• **Supplied material**:
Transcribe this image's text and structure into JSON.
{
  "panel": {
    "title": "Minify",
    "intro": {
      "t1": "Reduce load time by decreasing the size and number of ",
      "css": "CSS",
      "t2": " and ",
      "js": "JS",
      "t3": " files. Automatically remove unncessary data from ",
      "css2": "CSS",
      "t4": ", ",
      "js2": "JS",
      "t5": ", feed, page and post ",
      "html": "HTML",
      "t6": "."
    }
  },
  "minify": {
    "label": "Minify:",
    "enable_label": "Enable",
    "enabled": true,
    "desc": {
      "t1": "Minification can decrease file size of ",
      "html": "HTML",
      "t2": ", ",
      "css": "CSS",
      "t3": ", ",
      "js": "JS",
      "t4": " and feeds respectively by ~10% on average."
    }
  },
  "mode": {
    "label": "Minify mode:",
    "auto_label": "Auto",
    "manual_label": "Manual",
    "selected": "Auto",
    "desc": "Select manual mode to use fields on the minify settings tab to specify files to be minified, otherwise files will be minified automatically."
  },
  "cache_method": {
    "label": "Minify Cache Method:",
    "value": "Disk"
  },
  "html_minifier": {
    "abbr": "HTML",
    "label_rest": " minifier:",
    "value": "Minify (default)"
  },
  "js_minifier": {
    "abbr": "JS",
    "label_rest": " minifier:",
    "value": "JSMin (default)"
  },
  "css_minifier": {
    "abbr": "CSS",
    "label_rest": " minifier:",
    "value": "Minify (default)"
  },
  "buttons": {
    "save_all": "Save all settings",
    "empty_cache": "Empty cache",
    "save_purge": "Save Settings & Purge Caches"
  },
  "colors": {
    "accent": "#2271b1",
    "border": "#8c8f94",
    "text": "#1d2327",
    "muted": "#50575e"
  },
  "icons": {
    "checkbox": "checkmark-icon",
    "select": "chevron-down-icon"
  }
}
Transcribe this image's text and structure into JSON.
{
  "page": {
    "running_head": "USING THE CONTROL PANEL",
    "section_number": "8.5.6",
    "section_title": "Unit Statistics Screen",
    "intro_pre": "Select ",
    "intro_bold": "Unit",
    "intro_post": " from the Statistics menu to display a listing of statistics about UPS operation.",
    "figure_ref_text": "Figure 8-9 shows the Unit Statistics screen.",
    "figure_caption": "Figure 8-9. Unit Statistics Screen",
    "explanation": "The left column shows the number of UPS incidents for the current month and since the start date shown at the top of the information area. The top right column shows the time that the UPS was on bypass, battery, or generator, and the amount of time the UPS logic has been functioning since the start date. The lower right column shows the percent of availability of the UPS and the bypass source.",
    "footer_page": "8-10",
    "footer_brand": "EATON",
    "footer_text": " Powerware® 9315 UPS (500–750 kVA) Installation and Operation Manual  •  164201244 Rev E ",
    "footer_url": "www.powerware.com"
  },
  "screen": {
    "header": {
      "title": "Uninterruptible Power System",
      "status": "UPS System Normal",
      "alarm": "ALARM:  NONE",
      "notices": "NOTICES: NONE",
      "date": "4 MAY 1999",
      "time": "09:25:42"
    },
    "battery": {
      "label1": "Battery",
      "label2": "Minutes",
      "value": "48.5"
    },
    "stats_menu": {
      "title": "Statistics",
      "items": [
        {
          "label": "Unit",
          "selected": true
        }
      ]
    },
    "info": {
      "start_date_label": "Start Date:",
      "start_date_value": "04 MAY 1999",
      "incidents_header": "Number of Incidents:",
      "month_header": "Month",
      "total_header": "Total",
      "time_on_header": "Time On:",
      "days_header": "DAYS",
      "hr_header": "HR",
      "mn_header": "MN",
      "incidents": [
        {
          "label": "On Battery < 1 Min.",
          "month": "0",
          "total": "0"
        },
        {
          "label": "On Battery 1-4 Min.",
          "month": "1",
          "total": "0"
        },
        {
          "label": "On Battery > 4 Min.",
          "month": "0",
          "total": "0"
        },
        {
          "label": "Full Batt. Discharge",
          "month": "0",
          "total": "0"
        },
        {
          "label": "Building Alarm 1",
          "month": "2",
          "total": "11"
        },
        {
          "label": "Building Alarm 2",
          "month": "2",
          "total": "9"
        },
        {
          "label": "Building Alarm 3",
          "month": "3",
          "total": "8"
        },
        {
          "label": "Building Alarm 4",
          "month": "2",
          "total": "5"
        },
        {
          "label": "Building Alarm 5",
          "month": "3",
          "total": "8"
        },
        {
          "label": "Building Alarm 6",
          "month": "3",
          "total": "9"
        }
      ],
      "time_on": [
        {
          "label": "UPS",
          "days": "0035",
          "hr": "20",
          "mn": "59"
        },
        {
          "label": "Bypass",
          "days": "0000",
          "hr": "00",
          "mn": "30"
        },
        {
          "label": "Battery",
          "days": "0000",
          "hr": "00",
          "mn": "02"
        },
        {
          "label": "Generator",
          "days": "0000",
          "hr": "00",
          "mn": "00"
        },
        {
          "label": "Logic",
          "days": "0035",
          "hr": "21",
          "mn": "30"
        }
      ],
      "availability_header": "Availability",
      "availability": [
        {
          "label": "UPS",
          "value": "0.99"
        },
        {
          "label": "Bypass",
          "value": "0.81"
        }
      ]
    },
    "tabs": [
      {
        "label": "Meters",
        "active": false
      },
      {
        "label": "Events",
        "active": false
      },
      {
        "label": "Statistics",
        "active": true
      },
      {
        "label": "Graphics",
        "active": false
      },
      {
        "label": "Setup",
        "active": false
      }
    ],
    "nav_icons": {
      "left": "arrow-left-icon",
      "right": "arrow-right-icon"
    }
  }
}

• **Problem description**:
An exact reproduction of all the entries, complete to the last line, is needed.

• **Solution**:
Transcribe this image's text and structure into JSON.
{
  "panel": {
    "title": "Minify",
    "intro": {
      "t1": "Reduce load time by decreasing the size and number of ",
      "css": "CSS",
      "t2": " and ",
      "js": "JS",
      "t3": " files. Automatically remove unncessary data from ",
      "css2": "CSS",
      "t4": ", ",
      "js2": "JS",
      "t5": ", feed, page and post ",
      "html": "HTML",
      "t6": "."
    }
  },
  "minify": {
    "label": "Minify:",
    "enable_label": "Enable",
    "enabled": true,
    "desc": {
      "t1": "Minification can decrease file size of ",
      "html": "HTML",
      "t2": ", ",
      "css": "CSS",
      "t3": ", ",
      "js": "JS",
      "t4": " and feeds respectively by ~10% on average."
    }
  },
  "mode": {
    "label": "Minify mode:",
    "auto_label": "Auto",
    "manual_label": "Manual",
    "selected": "Auto",
    "desc": "Select manual mode to use fields on the minify settings tab to specify files to be minified, otherwise files will be minified automatically."
  },
  "cache_method": {
    "label": "Minify Cache Method:",
    "value": "Disk"
  },
  "html_minifier": {
    "abbr": "HTML",
    "label_rest": " minifier:",
    "value": "Minify (default)"
  },
  "js_minifier": {
    "abbr": "JS",
    "label_rest": " minifier:",
    "value": "JSMin (default)"
  },
  "css_minifier": {
    "abbr": "CSS",
    "label_rest": " minifier:",
    "value": "Minify (default)"
  },
  "buttons": {
    "save_all": "Save all settings",
    "empty_cache": "Empty cache",
    "save_purge": "Save Settings & Purge Caches"
  },
  "colors": {
    "accent": "#2271b1",
    "border": "#8c8f94",
    "text": "#1d2327",
    "muted": "#50575e"
  },
  "icons": {
    "checkbox": "checkmark-icon",
    "select": "chevron-down-icon"
  }
}
Transcribe this image's text and structure into JSON.
{
  "page": {
    "running_head": "USING THE CONTROL PANEL",
    "section_number": "8.5.6",
    "section_title": "Unit Statistics Screen",
    "intro_pre": "Select ",
    "intro_bold": "Unit",
    "intro_post": " from the Statistics menu to display a listing of statistics about UPS operation.",
    "figure_ref_text": "Figure 8-9 shows the Unit Statistics screen.",
    "figure_caption": "Figure 8-9. Unit Statistics Screen",
    "explanation": "The left column shows the number of UPS incidents for the current month and since the start date shown at the top of the information area. The top right column shows the time that the UPS was on bypass, battery, or generator, and the amount of time the UPS logic has been functioning since the start date. The lower right column shows the percent of availability of the UPS and the bypass source.",
    "footer_page": "8-10",
    "footer_brand": "EATON",
    "footer_text": " Powerware® 9315 UPS (500–750 kVA) Installation and Operation Manual  •  164201244 Rev E ",
    "footer_url": "www.powerware.com"
  },
  "screen": {
    "header": {
      "title": "Uninterruptible Power System",
      "status": "UPS System Normal",
      "alarm": "ALARM:  NONE",
      "notices": "NOTICES: NONE",
      "date": "4 MAY 1999",
      "time": "09:25:42"
    },
    "battery": {
      "label1": "Battery",
      "label2": "Minutes",
      "value": "48.5"
    },
    "stats_menu": {
      "title": "Statistics",
      "items": [
        {
          "label": "Unit",
          "selected": true
        }
      ]
    },
    "info": {
      "start_date_label": "Start Date:",
      "start_date_value": "04 MAY 1999",
      "incidents_header": "Number of Incidents:",
      "month_header": "Month",
      "total_header": "Total",
      "time_on_header": "Time On:",
      "days_header": "DAYS",
      "hr_header": "HR",
      "mn_header": "MN",
      "incidents": [
        {
          "label": "On Battery < 1 Min.",
          "month": "0",
          "total": "0"
        },
        {
          "label": "On Battery 1-4 Min.",
          "month": "1",
          "total": "0"
        },
        {
          "label": "On Battery > 4 Min.",
          "month": "0",
          "total": "0"
        },
        {
          "label": "Full Batt. Discharge",
          "month": "0",
          "total": "0"
        },
        {
          "label": "Building Alarm 1",
          "month": "2",
          "total": "11"
        },
        {
          "label": "Building Alarm 2",
          "month": "2",
          "total": "9"
        },
        {
          "label": "Building Alarm 3",
          "month": "3",
          "total": "8"
        },
        {
          "label": "Building Alarm 4",
          "month": "2",
          "total": "5"
        },
        {
          "label": "Building Alarm 5",
          "month": "3",
          "total": "8"
        },
        {
          "label": "Building Alarm 6",
          "month": "3",
          "total": "9"
        }
      ],
      "time_on": [
        {
          "label": "UPS",
          "days": "0035",
          "hr": "20",
          "mn": "59"
        },
        {
          "label": "Bypass",
          "days": "0000",
          "hr": "00",
          "mn": "30"
        },
        {
          "label": "Battery",
          "days": "0000",
          "hr": "00",
          "mn": "02"
        },
        {
          "label": "Generator",
          "days": "0000",
          "hr": "00",
          "mn": "00"
        },
        {
          "label": "Logic",
          "days": "0035",
          "hr": "21",
          "mn": "30"
        }
      ],
      "availability_header": "Availability",
      "availability": [
        {
          "label": "UPS",
          "value": "0.99"
        },
        {
          "label": "Bypass",
          "value": "0.81"
        }
      ]
    },
    "tabs": [
      {
        "label": "Meters",
        "active": false
      },
      {
        "label": "Events",
        "active": false
      },
      {
        "label": "Statistics",
        "active": true
      },
      {
        "label": "Graphics",
        "active": false
      },
      {
        "label": "Setup",
        "active": false
      }
    ],
    "nav_icons": {
      "left": "arrow-left-icon",
      "right": "arrow-right-icon"
    }
  }
}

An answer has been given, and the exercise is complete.